2. Structuring the Public Service towards being Climate ProactiveMany public sectors have been organised, intentionally or not, so that their departments operate in silos with specific mandates and priorities. At times, these priorities can be conflicting, resulting in government sectors operating at cross-purposes. Do examples exist of economic growth and/or climate change experts working across sectors? Is research on climate change, environmental risks, sustainable development, alternative practices and transitional economic growth encouraged, made available and consulted? Is legislation/regulation changing at an appropriate pace to address the coordination and implementation of environmental policies across programmes? How are departments working together to ensure the preservation and enhancement of the natural environment, as well as conservation and protection of its natural resources within the framework of striving to improve national prosperity?
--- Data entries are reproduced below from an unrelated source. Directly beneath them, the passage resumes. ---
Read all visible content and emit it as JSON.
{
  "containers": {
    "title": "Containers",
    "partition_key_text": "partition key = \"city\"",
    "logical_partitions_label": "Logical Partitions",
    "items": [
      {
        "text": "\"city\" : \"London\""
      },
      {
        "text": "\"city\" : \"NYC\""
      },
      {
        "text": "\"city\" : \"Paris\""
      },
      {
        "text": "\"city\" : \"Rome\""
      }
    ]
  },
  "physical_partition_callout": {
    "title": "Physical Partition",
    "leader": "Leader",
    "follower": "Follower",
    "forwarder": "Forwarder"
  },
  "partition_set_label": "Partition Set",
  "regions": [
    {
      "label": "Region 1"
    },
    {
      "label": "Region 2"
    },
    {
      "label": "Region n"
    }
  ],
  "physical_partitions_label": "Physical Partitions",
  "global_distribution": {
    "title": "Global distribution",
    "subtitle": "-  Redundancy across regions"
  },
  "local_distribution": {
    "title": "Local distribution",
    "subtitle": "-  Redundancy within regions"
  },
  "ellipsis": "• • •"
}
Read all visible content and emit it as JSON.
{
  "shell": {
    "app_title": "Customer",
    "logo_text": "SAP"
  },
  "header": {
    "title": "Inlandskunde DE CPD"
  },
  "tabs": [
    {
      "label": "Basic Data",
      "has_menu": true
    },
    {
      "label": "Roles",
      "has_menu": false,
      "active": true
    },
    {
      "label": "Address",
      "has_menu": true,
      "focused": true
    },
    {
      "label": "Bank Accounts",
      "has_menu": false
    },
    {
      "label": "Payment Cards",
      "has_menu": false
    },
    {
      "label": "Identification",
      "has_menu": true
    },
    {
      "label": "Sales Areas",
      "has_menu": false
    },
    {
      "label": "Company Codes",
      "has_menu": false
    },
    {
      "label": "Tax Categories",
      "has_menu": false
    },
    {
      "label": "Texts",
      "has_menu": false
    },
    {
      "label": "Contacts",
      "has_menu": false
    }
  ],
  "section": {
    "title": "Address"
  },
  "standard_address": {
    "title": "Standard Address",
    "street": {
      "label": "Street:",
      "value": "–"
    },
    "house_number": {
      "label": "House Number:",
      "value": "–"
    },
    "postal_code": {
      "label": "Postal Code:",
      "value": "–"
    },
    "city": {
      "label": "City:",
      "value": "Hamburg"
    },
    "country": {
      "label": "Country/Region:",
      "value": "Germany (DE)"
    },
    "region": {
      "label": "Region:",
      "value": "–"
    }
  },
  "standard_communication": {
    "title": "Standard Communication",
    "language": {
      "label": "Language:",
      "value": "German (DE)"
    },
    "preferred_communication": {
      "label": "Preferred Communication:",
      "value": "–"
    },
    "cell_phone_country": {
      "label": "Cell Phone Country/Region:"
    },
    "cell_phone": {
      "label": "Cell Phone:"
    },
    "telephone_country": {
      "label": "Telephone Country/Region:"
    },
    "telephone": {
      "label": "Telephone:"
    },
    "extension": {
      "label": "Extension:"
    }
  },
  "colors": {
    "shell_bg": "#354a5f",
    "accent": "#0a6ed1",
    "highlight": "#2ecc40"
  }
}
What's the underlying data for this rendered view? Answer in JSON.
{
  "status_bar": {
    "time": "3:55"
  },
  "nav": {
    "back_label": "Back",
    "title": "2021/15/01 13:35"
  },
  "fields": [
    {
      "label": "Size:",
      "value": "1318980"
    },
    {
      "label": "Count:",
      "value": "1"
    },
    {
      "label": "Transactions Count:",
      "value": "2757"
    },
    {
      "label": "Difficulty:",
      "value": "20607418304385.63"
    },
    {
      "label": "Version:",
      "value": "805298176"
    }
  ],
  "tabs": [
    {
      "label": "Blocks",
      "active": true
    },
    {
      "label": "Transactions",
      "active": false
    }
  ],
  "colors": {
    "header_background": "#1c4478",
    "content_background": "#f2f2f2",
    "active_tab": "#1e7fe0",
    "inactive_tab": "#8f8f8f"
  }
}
This sub-theme will focus on structuring the public sector so that it is increasingly aware of, and coordinated in, being climate proactive.
3. Managing National Climate Priorities within a Global ContextClimate issues are, of course, global in nature and require a degree of cooperation and understanding among nations for real change to take effect. Many governments are cautious that their efforts at improving the climate will put their country at a competitive disadvantage on the world stage. In addition, some feel that their efforts are wasted without wholesale buy-in and contribution from all countries. Is there now a compelling case and economic imperative to “go green” in government policy? How is that imperative negotiated, enacted and implemented across nations? What are public sectors doing to ensure that their national climate priorities fit within a global context?
This sub-theme will focus on public sector efforts to work within an international community to further their climate priorities while maintaining economic competitiveness with other nations.